I worked in 2 classes today, both tourism. The students were the same age but had different levels of German, but I did the same activity of getting to know a little about me. Weirdly, the students don't know of Microsoft or Boeing and barely Starbucks... but they do know the Space Needle from Grey's Anatomy and that Twilight was filmed in the area. Thanks pop culture.

The business school is much more normal-looking, with a crowded staff room and un-uniformed students. I haven't really had much interaction down there yet, but I'll be splitting my schedule between the 2 schools so I will get used to it soon. 
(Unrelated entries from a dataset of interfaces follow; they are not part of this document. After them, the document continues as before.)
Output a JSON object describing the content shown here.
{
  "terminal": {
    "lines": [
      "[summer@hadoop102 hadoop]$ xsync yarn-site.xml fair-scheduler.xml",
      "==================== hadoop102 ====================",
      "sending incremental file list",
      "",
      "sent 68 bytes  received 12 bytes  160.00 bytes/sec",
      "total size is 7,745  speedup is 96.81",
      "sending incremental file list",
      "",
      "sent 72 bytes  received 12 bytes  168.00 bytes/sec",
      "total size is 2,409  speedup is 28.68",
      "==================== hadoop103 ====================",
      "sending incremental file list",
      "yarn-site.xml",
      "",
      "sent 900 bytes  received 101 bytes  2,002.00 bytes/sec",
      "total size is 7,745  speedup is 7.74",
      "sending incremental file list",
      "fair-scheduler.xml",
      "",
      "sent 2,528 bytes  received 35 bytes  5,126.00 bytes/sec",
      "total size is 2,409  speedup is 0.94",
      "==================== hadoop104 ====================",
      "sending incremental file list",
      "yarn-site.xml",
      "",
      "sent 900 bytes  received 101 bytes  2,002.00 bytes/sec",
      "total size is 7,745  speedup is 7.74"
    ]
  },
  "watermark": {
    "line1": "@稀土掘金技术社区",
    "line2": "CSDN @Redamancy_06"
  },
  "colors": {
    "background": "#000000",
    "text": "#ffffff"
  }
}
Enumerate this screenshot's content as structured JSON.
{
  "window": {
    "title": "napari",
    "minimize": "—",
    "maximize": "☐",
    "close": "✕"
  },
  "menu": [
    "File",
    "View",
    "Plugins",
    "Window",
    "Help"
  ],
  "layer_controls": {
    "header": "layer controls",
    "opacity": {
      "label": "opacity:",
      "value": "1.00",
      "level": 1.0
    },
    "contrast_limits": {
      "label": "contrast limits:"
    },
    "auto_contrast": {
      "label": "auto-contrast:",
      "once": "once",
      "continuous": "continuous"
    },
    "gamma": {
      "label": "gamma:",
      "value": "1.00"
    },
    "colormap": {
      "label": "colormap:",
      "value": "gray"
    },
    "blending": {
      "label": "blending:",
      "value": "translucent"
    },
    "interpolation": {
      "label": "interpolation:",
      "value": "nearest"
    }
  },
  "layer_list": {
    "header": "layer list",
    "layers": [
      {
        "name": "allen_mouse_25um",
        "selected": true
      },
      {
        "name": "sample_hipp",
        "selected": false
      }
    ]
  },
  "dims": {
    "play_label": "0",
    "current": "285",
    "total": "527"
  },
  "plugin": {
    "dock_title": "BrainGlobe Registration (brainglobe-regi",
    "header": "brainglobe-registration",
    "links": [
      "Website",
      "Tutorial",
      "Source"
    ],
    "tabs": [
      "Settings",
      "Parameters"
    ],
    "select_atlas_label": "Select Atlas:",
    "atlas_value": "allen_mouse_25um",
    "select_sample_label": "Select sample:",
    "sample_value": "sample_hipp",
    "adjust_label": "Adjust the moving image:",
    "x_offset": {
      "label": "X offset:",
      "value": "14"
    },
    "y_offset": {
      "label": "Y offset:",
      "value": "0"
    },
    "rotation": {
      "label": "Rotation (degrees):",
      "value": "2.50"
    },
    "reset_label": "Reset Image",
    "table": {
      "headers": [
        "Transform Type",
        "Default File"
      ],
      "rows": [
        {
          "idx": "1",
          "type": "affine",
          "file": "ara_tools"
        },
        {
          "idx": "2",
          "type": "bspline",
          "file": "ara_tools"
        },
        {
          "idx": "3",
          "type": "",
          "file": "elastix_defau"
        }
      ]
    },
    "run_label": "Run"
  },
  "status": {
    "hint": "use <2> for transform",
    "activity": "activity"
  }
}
Anyway, I'm feeling a little crazy today. I don't know where my knowledge of German went, but it's really not there and I'm struggling to communicate much. The Austrian accent is pretty hard to understand, and it's difficult to not be able to understand fully and be able to communicate when I have a problem, or just to be myself and make jokes! I hope it comes back soon... but I'm such a perfectionist, I don't really want to sound like an idiot so I often just don't talk. I think I need to find some way to work on my vocabulary so I can feel like I know more than 10 words.

If I could do just one near perfect thing I’d be happy.
They’d write it on my grave, or when they scattered my ashes.
On second thoughts, I’d rather hang around and be there with my best friend...
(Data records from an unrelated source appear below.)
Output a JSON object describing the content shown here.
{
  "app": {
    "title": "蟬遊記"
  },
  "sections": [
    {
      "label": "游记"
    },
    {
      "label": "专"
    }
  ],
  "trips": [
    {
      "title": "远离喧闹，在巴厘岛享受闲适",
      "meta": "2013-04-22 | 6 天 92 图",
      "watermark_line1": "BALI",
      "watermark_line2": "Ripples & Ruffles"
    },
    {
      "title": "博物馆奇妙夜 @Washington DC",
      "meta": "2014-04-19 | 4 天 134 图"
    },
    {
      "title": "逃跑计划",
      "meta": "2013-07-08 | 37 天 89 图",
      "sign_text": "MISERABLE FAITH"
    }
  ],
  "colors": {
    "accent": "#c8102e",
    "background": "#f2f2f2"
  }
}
Some thoughts:
  • People are essentially the same. It was nice to be surrounded by all sorts of Americans and Great Brits to be reminded that just because Portland is ridiculously homogeneous, the rest of the English-speaking world (and the whole world) is just the same... some people you'll get along with, some you won't, everyone dressing the same, everyone basically valuing similar things... you just have to find the way to communicate with everyone.
  • Europe is more expensive without provided meals and a stipend provided for weekends...
  • Students in these classes are much more eager than students in the US. Even the quiet ones seem to always pay attention, and often they are just quiet because they don't speak the language.
  • The two ways to get out of things is to either act with confidence, or act with complete ignorance. When I forgot (literally) to buy a ticket this morning, I just acted like an idiot and got away with it!
  • The time change is more frustrating than I remember. But then again, sometimes there's just not much to say to people back home... but then again, I often feel like people will never "care" about what is going on in my life if it doesn't relate to them, which might (probably) be wrong.
  • The Viennese drink a lot! And, sleep very little. I am the opposite!
  • It's interesting to be surrounded by all this Catholicism. I feel like I've encountered a lot of people who just accept their faith as what was given to them, and it's such a part of life here that they just DO Catholicism, without questioning. Sure, the holidays are great, but I don't agree with believing something just because everyone around you does...
  • I don't miss home that much. I feel pretty at home in Vienna so far, though it's hard to not know where many things are. It's both a blessing and a curse to have Jenni with me. We can just sit and do nothing and be quiet, or go out and get lost together and that's fantastic. However, I have a tendency to not do things I should unless I'm forced to. Today I went by myself to get my monthly train ticket and did well! Spoke German, didn't get lost in the renovation of Westbahnhof... I just need to work on being independent more. 

1 comment:

  1. definitely true #4, my friend liza's most important lesson learned from working for the US government, its better to ask for forgiveness than permission! works every time! miss you!